“We have the overachiever, the underachiever, and what I call the on-the-fence achiever,” Anderson told Perry. “We're not doing anything different from the school system or what your parent is saying. But it's coming from a community group of folks.”
The program really is a shining example of what countless people around the country are doing – serving their community, mentoring young people, doing their part to make everyone else’s lives better. But Perry’s story is also about personal sacrifice – the enormous personal toll that people like Kyle Anderson and so many others are willing to pay to ensure that future generations will get their chance to succeed.
caption="Rahm Emanuel is a former congressman from Illinois and President Obama's chief of staff." width=300 height=169]
White House chief of staff Rahm Emanuel is accustomed to working in the shadows, but he now finds himself the subject of newspaper stories.
From the New York Times to the Chicago Sun-Times, the focus is on palace intrigue surrounding Emanuel's effectiveness as one of President Obama's top advisers. It comes as the administration is fighting to get the president's health care reform plan passed in Congress.
While some of the stories question whether Emanuel is effectively pulling off the behind-the-scenes work a chief of staff does - including wrangling members of Congress and dealing with White House staff - there are others that point out the speculation as Washington hype.
The Plateau State in central Nigeria is home to 50 ethnic groups and simmering local tensions.

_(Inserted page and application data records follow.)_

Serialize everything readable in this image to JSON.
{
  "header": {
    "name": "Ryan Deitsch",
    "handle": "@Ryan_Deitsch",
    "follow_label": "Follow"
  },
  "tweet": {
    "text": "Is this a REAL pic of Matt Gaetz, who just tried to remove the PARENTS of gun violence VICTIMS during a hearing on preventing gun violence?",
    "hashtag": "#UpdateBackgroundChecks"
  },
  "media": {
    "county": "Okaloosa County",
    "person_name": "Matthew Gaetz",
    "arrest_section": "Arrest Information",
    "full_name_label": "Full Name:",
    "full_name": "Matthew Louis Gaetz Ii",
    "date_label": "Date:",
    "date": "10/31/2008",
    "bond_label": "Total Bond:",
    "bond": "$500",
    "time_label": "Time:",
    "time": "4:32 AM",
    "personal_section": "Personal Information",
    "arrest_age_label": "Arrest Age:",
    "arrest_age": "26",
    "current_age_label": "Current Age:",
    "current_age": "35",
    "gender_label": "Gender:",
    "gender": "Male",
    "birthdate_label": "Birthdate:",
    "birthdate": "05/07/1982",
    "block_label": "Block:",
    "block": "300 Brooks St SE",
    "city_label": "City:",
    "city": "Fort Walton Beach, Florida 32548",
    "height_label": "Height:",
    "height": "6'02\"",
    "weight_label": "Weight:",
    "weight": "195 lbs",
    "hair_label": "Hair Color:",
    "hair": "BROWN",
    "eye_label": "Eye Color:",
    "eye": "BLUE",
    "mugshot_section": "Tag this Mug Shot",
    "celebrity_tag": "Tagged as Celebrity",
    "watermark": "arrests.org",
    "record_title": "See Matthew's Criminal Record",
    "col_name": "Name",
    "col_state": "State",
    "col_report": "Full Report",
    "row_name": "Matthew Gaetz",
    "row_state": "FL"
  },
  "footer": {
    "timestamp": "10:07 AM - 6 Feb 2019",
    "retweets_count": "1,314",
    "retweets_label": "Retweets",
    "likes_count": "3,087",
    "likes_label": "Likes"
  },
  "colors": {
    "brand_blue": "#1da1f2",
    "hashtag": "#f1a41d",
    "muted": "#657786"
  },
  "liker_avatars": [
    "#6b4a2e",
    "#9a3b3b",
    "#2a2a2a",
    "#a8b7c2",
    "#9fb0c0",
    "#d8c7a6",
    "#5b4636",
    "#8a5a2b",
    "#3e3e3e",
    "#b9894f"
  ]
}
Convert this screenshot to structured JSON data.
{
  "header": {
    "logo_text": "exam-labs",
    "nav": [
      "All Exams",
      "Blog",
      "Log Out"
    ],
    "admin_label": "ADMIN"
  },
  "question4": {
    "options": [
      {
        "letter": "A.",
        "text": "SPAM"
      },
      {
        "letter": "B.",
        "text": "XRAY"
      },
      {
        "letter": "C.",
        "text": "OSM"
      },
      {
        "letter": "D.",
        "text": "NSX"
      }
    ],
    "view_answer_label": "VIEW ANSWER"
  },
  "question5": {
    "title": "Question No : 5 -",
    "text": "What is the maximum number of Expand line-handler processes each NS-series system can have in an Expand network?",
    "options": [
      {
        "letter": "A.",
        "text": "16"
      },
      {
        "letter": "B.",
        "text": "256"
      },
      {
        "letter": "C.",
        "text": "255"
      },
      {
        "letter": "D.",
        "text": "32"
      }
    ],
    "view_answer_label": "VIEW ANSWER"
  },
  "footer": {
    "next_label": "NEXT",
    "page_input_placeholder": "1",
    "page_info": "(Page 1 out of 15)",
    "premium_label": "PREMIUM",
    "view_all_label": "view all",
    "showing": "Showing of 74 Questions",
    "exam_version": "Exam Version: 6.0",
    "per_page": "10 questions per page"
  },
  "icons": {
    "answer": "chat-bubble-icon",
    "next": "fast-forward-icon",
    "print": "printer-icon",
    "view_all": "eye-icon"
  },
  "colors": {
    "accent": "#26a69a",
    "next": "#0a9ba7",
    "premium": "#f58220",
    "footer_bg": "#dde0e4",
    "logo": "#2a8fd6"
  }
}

Gangs of machete-wielding Muslims have been blamed for the weekend slaughter of hundreds of Christian villagers in Nigeria, but analysts say it would be wrong to assume the conflict was rooted in religion.
Men armed with gun, knives and machetes launched a pre-dawn attack on the villages of Dogo Nahawa, Zot, and Ratsat, south of the city of Jos, on Sunday, setting fire to homes and killing at least two hundred people.
The government, led by acting President Goodluck Jonathan, has issued a red alert for the region amid fears of revenge attacks and calls for justice by the United Nations and Human Rights Watch.